    This paper contains an analysis of selected folk etymologies of Polish place names, which – based on the semantic interpretation of their folk etymology – can be classified as topographic names, and describes the mechanism of making such reinterpretations. The paper distinguishes a few types of such toponyms: 1) original possessive, family or patronymic names formed based on anthroponyms corresponding to the name of an animal, plant or another element of the landscape, referring directly to the motivational basis of such an anthroponym, 2) other names classified by folk etymologists as topographic ones due to their pronunciation similar to that of words associated explicitly with the world of nature, 3) names classified by folk etymologists as topographic ones despite their alleged basic word belonging to the group of words which do not usually constitute bases of place names.
  • Anna Kłaczyńska : Anthroponym-based derivatives with the English origin
    The contemporary Polish language is under increasingly stronger influences of the English language.

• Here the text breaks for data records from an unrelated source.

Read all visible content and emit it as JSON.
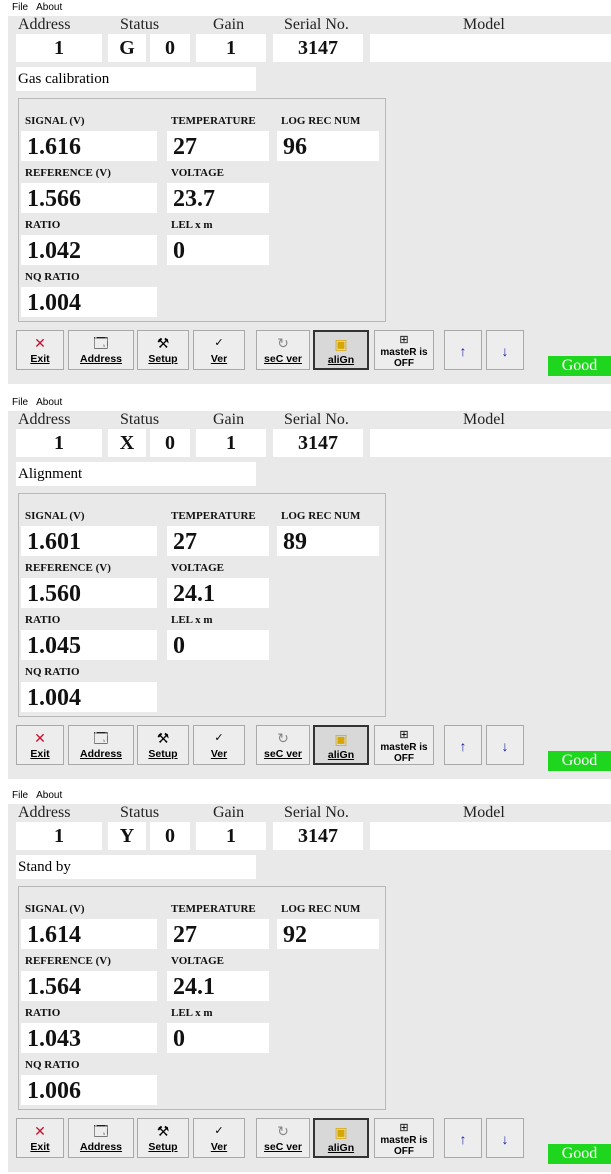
{
  "menu": [
    "File",
    "About"
  ],
  "headers": {
    "address": "Address",
    "status": "Status",
    "gain": "Gain",
    "serial": "Serial No.",
    "model": "Model"
  },
  "labels": {
    "signal": "SIGNAL (V)",
    "temperature": "TEMPERATURE",
    "log": "LOG REC NUM",
    "reference": "REFERENCE (V)",
    "voltage": "VOLTAGE",
    "ratio": "RATIO",
    "lel": "LEL x m",
    "nq": "NQ RATIO"
  },
  "toolbar": {
    "exit": "Exit",
    "address": "Address",
    "setup": "Setup",
    "ver": "Ver",
    "secver": "seC ver",
    "align": "aliGn",
    "master_line1": "masteR is",
    "master_line2": "OFF"
  },
  "indicator": "Good",
  "panels": [
    {
      "address": "1",
      "status_code": "G",
      "status_num": "0",
      "gain": "1",
      "serial": "3147",
      "model": "",
      "mode": "Gas calibration",
      "signal": "1.616",
      "temperature": "27",
      "log": "96",
      "reference": "1.566",
      "voltage": "23.7",
      "ratio": "1.042",
      "lel": "0",
      "nq": "1.004"
    },
    {
      "address": "1",
      "status_code": "X",
      "status_num": "0",
      "gain": "1",
      "serial": "3147",
      "model": "",
      "mode": "Alignment",
      "signal": "1.601",
      "temperature": "27",
      "log": "89",
      "reference": "1.560",
      "voltage": "24.1",
      "ratio": "1.045",
      "lel": "0",
      "nq": "1.004"
    },
    {
      "address": "1",
      "status_code": "Y",
      "status_num": "0",
      "gain": "1",
      "serial": "3147",
      "model": "",
      "mode": "Stand by",
      "signal": "1.614",
      "temperature": "27",
      "log": "92",
      "reference": "1.564",
      "voltage": "24.1",
      "ratio": "1.043",
      "lel": "0",
      "nq": "1.006"
    }
  ]
}
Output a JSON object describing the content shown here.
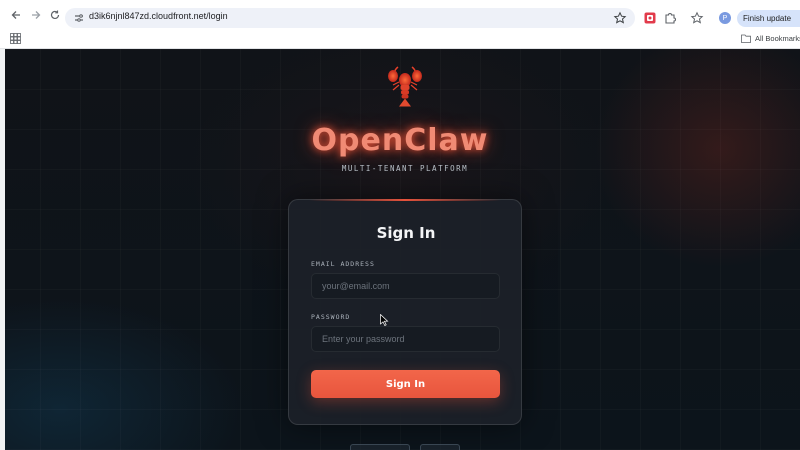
{
  "browser": {
    "url": "d3ik6njnl847zd.cloudfront.net/login",
    "finish_update_label": "Finish update",
    "all_bookmarks_label": "All Bookmarks",
    "profile_initial": "P"
  },
  "page": {
    "brand": "OpenClaw",
    "subtitle": "MULTI-TENANT PLATFORM",
    "form": {
      "title": "Sign In",
      "email_label": "EMAIL ADDRESS",
      "email_placeholder": "your@email.com",
      "email_value": "",
      "password_label": "PASSWORD",
      "password_placeholder": "Enter your password",
      "password_value": "",
      "submit_label": "Sign In"
    }
  },
  "colors": {
    "accent": "#e8553d",
    "card_bg": "#1c2128",
    "page_bg": "#0e1419"
  },
  "icons": [
    "back-arrow-icon",
    "forward-arrow-icon",
    "reload-icon",
    "site-info-icon",
    "bookmark-star-icon",
    "extension-icon",
    "puzzle-icon",
    "star-icon",
    "apps-grid-icon",
    "folder-icon",
    "lobster-logo",
    "mouse-cursor-icon"
  ]
}
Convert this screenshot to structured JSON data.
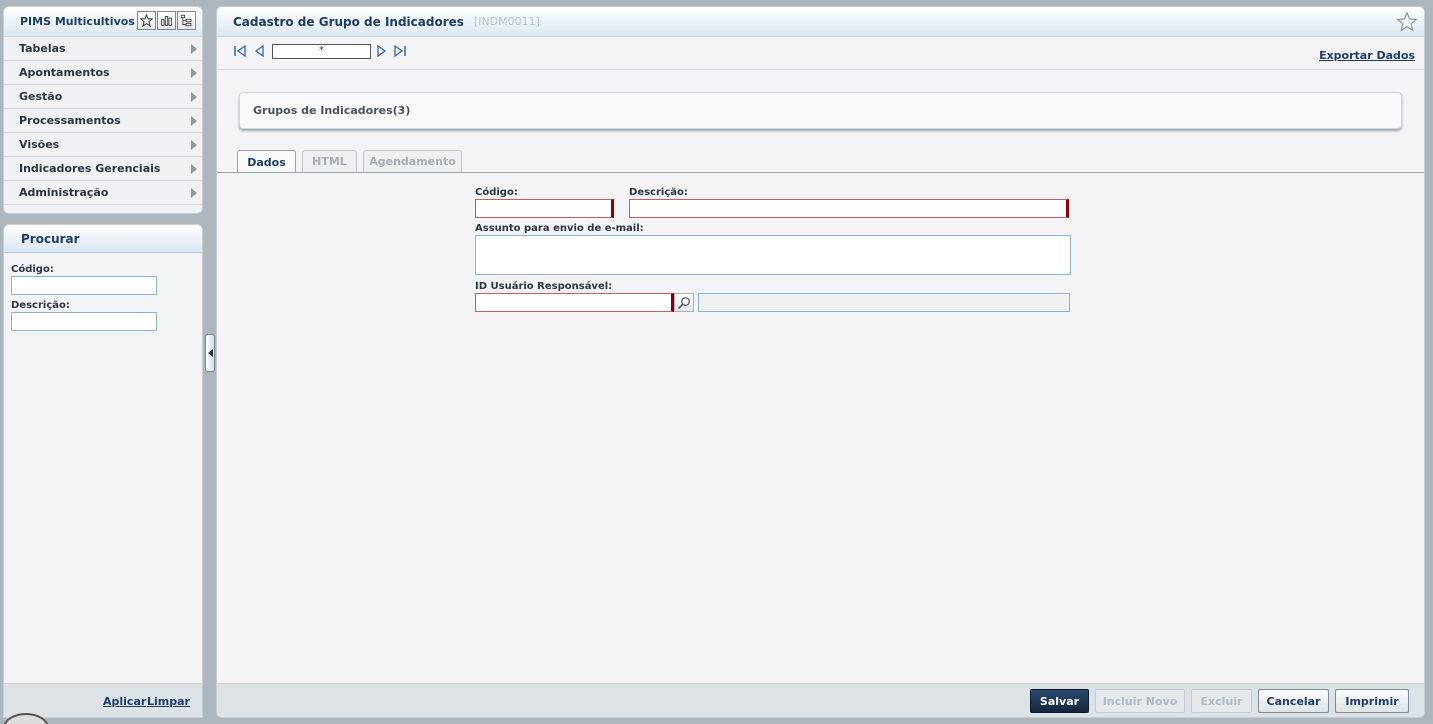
{
  "app": {
    "title": "PIMS Multicultivos",
    "header_icons": [
      "star-icon",
      "bar-chart-icon",
      "tree-list-icon"
    ]
  },
  "menu": {
    "items": [
      {
        "label": "Tabelas"
      },
      {
        "label": "Apontamentos"
      },
      {
        "label": "Gestão"
      },
      {
        "label": "Processamentos"
      },
      {
        "label": "Visões"
      },
      {
        "label": "Indicadores Gerenciais"
      },
      {
        "label": "Administração"
      }
    ]
  },
  "search": {
    "title": "Procurar",
    "codigo_label": "Código:",
    "codigo_value": "",
    "descricao_label": "Descrição:",
    "descricao_value": "",
    "apply_label": "Aplicar",
    "clear_label": "Limpar"
  },
  "page": {
    "title": "Cadastro de Grupo de Indicadores",
    "code": "[INDM0011]",
    "record_value": "*",
    "export_label": "Exportar Dados",
    "group_label": "Grupos de Indicadores(3)"
  },
  "tabs": [
    {
      "label": "Dados",
      "active": true
    },
    {
      "label": "HTML",
      "active": false
    },
    {
      "label": "Agendamento",
      "active": false
    }
  ],
  "form": {
    "codigo_label": "Código:",
    "codigo_value": "",
    "descricao_label": "Descrição:",
    "descricao_value": "",
    "assunto_label": "Assunto para envio de e-mail:",
    "assunto_value": "",
    "usuario_label": "ID Usuário Responsável:",
    "usuario_value": "",
    "usuario_name_value": ""
  },
  "footer": {
    "save_label": "Salvar",
    "new_label": "Incluir Novo",
    "delete_label": "Excluir",
    "cancel_label": "Cancelar",
    "print_label": "Imprimir"
  },
  "colors": {
    "brand_dark": "#1d3c66",
    "required_border": "#8b0000",
    "primary_button": "#1e3350"
  }
}
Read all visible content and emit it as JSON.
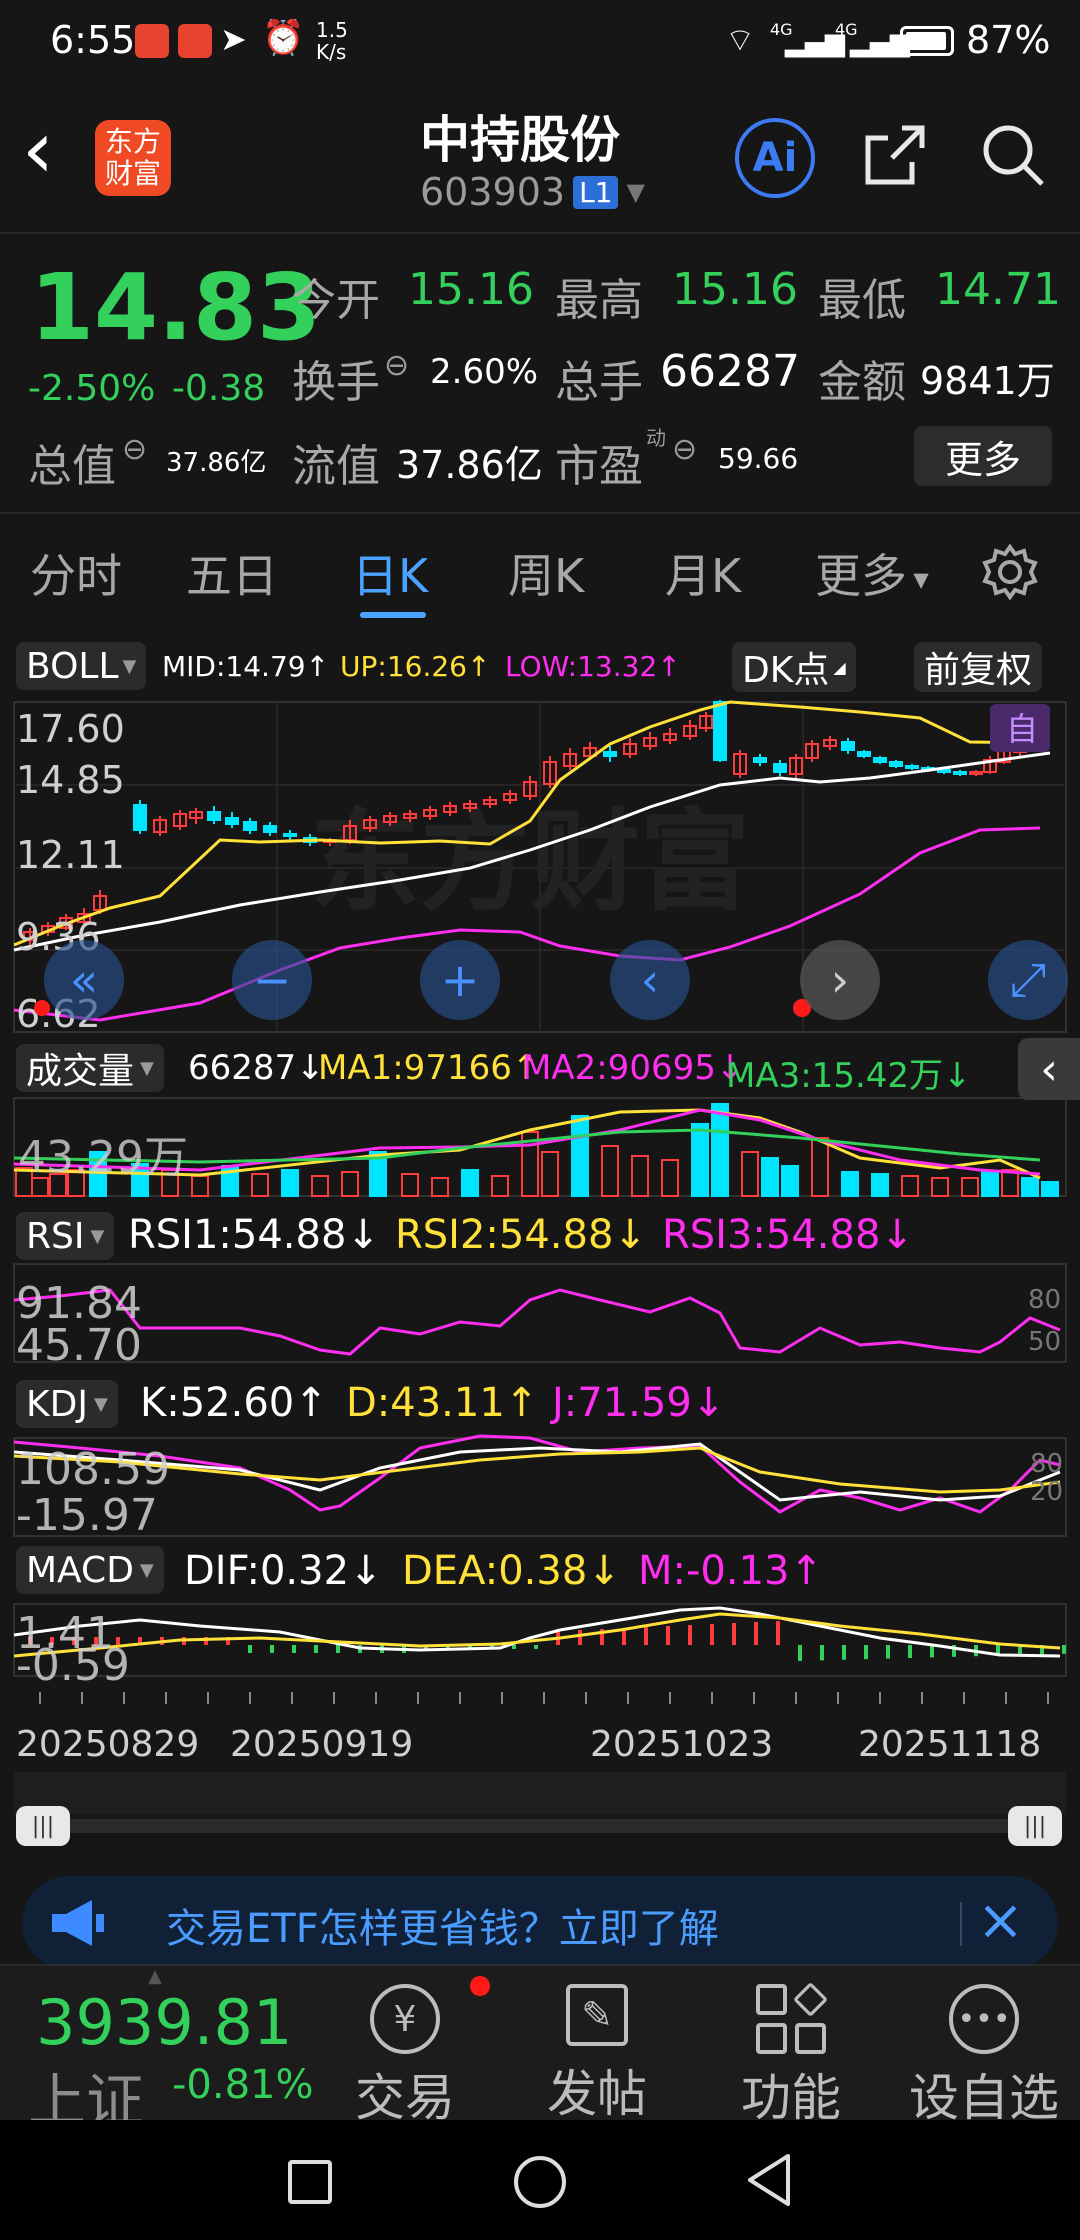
{
  "status_bar": {
    "time": "6:55",
    "speed": "1.5",
    "speed_unit": "K/s",
    "signal1": "4G",
    "signal2": "4G",
    "battery": "87%"
  },
  "header": {
    "logo": "东方\n财富",
    "name": "中持股份",
    "code": "603903",
    "level": "L1",
    "ai": "Ai"
  },
  "quote": {
    "price": "14.83",
    "change_pct": "-2.50%",
    "change": "-0.38",
    "open_label": "今开",
    "open": "15.16",
    "high_label": "最高",
    "high": "15.16",
    "low_label": "最低",
    "low": "14.71",
    "turnover_label": "换手",
    "turnover": "2.60%",
    "volume_label": "总手",
    "volume": "66287",
    "amount_label": "金额",
    "amount": "9841万",
    "mktcap_label": "总值",
    "mktcap": "37.86亿",
    "float_label": "流值",
    "float": "37.86亿",
    "pe_label": "市盈",
    "pe_sup": "动",
    "pe": "59.66",
    "more": "更多"
  },
  "tabs": [
    "分时",
    "五日",
    "日K",
    "周K",
    "月K",
    "更多"
  ],
  "active_tab": "日K",
  "boll": {
    "name": "BOLL",
    "mid": "MID:14.79↑",
    "up": "UP:16.26↑",
    "low": "LOW:13.32↑",
    "dk": "DK点",
    "adjust": "前复权",
    "self": "自",
    "y_ticks": [
      "17.60",
      "14.85",
      "12.11",
      "9.36",
      "6.62"
    ]
  },
  "volume": {
    "name": "成交量",
    "val": "66287↓",
    "ma1": "MA1:97166↑",
    "ma2": "MA2:90695↓",
    "ma3": "MA3:15.42万↓",
    "axis": "43.29万"
  },
  "rsi": {
    "name": "RSI",
    "rsi1": "RSI1:54.88↓",
    "rsi2": "RSI2:54.88↓",
    "rsi3": "RSI3:54.88↓",
    "y_max": "91.84",
    "y_min": "45.70",
    "r80": "80",
    "r50": "50"
  },
  "kdj": {
    "name": "KDJ",
    "k": "K:52.60↑",
    "d": "D:43.11↑",
    "j": "J:71.59↓",
    "y_max": "108.59",
    "y_min": "-15.97",
    "r80": "80",
    "r20": "20"
  },
  "macd": {
    "name": "MACD",
    "dif": "DIF:0.32↓",
    "dea": "DEA:0.38↓",
    "m": "M:-0.13↑",
    "y_max": "1.41",
    "y_min": "-0.59"
  },
  "dates": [
    "20250829",
    "20250919",
    "20251023",
    "20251118"
  ],
  "banner": {
    "text": "交易ETF怎样更省钱？立即了解"
  },
  "bottom": {
    "index_value": "3939.81",
    "index_name": "上证",
    "index_change": "-0.81%",
    "nav": [
      "交易",
      "发帖",
      "功能",
      "设自选"
    ]
  },
  "colors": {
    "up": "#ff3b3b",
    "down": "#00e5ff",
    "green": "#33d15c",
    "accent": "#4aa3ff",
    "yellow": "#ffe13a",
    "magenta": "#ff2ef0"
  }
}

This process can be noticed primarily in the growing number of lexical borrowings. Some Anglicisms owe their origin to those who had enormous impact on the development of science, culture, art, social life, e.g. darwinizm (Darvinism) < Ch.R. Darwin, thatcheryzm/taczeryzm (Thatcherism) < M. Thatcher, baskerville (Baskerville) < J. Baskerville. Their names, through the process of appelativisation, as well as borrowing and derivational processes, have become symbols of their achievements. Hence, there are words coming from English anthroponymic names in today’s Polish. This paper presents a collection and specificity of this type of lexemes codified in the largest dictionary of foreign words – Wielki słownik wyrazów obcych PWN (PWN great dictionary of foreign words) (2005), edited by M. Bańko, with the etymology, semantics, adaptation and word-formation processes in Polish taken into account. It also presents the phenomenon of the interference of English in a positive light as it establishes the relation of the word not only with its meaning but also with its origin in the consciousness of the language user.


  • Małgorzata B. Majewska : Części mowy odmieniające się przez przypadki (Parts of speech infl ecting for cases) by Feliks Żochowski


  • Ewa Wasilewska : Dorota Połowniak-Wawrzonek, Metafory językowe nawiązujące do czynności przyjmowania pokarmów (Linguistic metaphors referring to food intake), Kraków 2015
  • Beata Olędzka : Karolina Ekes, Niezbędnik współczesnej Kleopatry. Greckie i łacińskie korzenie terminologii medycznej nie tylko dla kosmetologów (A toolkit of the contemporary Cleopatra. Greek and Latin roots of the medical terminology not only for cosmetologists), Warszawa 2016


  • Mateusz Adamczyk : The lexeme płeć (sex, gender) in the old and contemporary Polish language